### WHAT THE TASK ASKS
Repeat the records exactly as given. Do not include the pictures.

### THE RECORDS
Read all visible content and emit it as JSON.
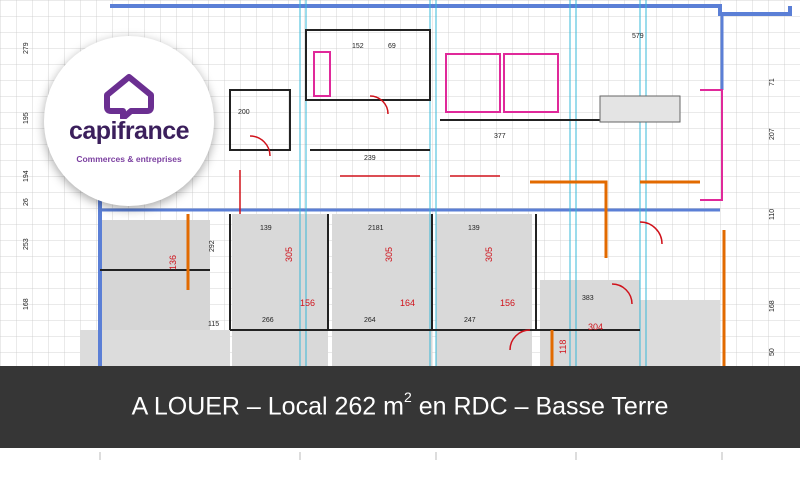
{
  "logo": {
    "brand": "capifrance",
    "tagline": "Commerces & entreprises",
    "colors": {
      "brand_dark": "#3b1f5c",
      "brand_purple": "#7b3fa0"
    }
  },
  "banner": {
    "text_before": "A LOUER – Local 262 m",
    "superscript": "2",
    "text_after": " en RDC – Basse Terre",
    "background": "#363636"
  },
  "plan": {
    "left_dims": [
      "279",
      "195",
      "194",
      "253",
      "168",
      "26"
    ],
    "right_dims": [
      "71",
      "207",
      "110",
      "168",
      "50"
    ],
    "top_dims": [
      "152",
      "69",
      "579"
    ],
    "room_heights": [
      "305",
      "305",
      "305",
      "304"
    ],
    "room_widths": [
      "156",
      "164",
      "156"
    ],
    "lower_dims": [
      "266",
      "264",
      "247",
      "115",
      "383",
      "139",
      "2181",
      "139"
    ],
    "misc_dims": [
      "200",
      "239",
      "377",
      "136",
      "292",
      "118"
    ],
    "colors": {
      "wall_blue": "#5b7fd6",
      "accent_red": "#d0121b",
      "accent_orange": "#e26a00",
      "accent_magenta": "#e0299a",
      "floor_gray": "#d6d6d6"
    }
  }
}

### THE ANSWER
Read all visible content and emit it as JSON.
{
  "logo": {
    "brand": "capifrance",
    "tagline": "Commerces & entreprises",
    "colors": {
      "brand_dark": "#3b1f5c",
      "brand_purple": "#7b3fa0"
    }
  },
  "banner": {
    "text_before": "A LOUER – Local 262 m",
    "superscript": "2",
    "text_after": " en RDC – Basse Terre",
    "background": "#363636"
  },
  "plan": {
    "left_dims": [
      "279",
      "195",
      "194",
      "253",
      "168",
      "26"
    ],
    "right_dims": [
      "71",
      "207",
      "110",
      "168",
      "50"
    ],
    "top_dims": [
      "152",
      "69",
      "579"
    ],
    "room_heights": [
      "305",
      "305",
      "305",
      "304"
    ],
    "room_widths": [
      "156",
      "164",
      "156"
    ],
    "lower_dims": [
      "266",
      "264",
      "247",
      "115",
      "383",
      "139",
      "2181",
      "139"
    ],
    "misc_dims": [
      "200",
      "239",
      "377",
      "136",
      "292",
      "118"
    ],
    "colors": {
      "wall_blue": "#5b7fd6",
      "accent_red": "#d0121b",
      "accent_orange": "#e26a00",
      "accent_magenta": "#e0299a",
      "floor_gray": "#d6d6d6"
    }
  }
}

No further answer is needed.